It should be noted that you should always consider the most beneficial use for large sums of money. If you feel as though you can pay a lump sum off your mortgage without seeing an impact on your other finances or commitments, then why not?
How does extra payment shorten a mortgage?
This is a very common question about mortgage repayments. People tend to want as much information as possible before they commit to early payment — and rightfully so. The amount of time and money taken off your mortgage depends on the overall cost, interest rate, mortgage duration, recurring overpayments and type of mortgage. If this is information you don't have on hand, you can request this from your lender.
Fortunately, The Money Saving Expert has a helpful tool for calculating mortgage repayment savings. So, as an example:
You have a mortgage debt of £200,000 with a 25-year term, 3.5% interest rate, £200 recurring overpayments and a £5,000 lump sum payment. With these factors entered into the calculator, you could save around £30,000 and take 6.5 years off your mortgage.
When it comes to working out the savings on your mortgage, it's vital to consult a financial advisor. Fortunately, we can help if you get in touch today!
How can I pay off my mortgage faster?
There is a wide range of ways to pay off your mortgage faster, many of which we mentioned already in this article. Here are a few extra ways you can pay off your mortgage faster.
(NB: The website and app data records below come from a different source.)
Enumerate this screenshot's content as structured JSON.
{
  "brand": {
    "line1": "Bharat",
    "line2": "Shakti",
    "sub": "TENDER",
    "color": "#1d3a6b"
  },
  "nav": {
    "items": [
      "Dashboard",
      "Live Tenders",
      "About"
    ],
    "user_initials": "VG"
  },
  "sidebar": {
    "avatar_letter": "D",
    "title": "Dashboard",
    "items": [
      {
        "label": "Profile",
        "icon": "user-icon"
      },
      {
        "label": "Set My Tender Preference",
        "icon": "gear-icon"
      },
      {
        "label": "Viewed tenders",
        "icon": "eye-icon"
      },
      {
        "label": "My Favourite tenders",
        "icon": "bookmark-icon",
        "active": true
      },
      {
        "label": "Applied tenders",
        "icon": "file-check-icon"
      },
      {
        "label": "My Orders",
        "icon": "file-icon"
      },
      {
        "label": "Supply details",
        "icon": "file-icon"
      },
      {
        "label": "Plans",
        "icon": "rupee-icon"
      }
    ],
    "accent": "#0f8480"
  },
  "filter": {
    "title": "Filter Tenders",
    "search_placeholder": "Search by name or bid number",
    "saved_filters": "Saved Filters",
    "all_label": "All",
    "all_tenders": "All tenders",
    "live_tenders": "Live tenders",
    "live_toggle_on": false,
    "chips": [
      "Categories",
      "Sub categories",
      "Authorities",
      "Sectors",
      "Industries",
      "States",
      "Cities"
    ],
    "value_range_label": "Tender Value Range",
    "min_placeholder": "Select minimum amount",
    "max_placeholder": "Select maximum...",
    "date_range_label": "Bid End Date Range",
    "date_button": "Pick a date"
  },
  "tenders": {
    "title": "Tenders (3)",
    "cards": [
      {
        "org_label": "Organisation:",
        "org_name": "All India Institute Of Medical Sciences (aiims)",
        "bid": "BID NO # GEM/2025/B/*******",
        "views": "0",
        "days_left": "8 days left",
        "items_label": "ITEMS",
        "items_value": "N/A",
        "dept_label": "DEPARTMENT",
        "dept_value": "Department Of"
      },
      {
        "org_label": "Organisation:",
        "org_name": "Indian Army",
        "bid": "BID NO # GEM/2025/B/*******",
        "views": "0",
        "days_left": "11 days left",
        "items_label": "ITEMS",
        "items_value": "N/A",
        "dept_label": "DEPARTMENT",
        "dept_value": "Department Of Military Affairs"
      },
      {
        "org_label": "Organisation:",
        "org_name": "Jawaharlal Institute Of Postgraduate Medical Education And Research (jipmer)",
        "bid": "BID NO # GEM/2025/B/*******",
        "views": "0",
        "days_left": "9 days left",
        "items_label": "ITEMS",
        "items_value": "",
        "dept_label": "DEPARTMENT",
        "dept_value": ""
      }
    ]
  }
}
1. Reduce your mortgage repayment term: The first and most obvious way to repay your mortgage early, aside from a full repayment, is to shorten your payment duration. Doing so means that you have to pay a higher repayment each month, but you will benefit from lower interest.
2. Implement recurring repayments: Besides paying your monthly mortgage repayment, you can also set up additional repayments. Some people opt to do this monthly. Others do so every two weeks. This is an efficient way to repay your mortgage early if you lack the funds for a more significant lump sum. But check with your mortgage lender to find out the max you can overpay each year without incurring charges.
3. Make an extra mortgage repayment every quarter: If you can be savvy with your savings it's possible to make an extra mortgage repayment every quarter. This will essentially become an annual lump sum payment that consistently reduces your mortgage amount, interest, and repayment duration. If you feel as though this is something you can afford to do, it can prove to be hugely beneficial.
4. Repay a lump sum: As we’ve mentioned, a lump sum is a great way to take a hefty chunk out of your debt while benefitting from lower interest and a shorter repayment period. However, it's always important to consider your overall financial situation and consult a financial advisor before investing a lump sum. If you are comfortably paying off your mortgage and a large amount of money could be better spent elsewhere, it's crucial to consider your options.
5. Downsize: While this may not be the ideal or most appealing option to some, for others, it provides the means to get out from under the burden of mortgage debt — which can be very appealing indeed. Whether you simply do not need a larger property or your living circumstances have changed, downsizing offers a range of financial benefits.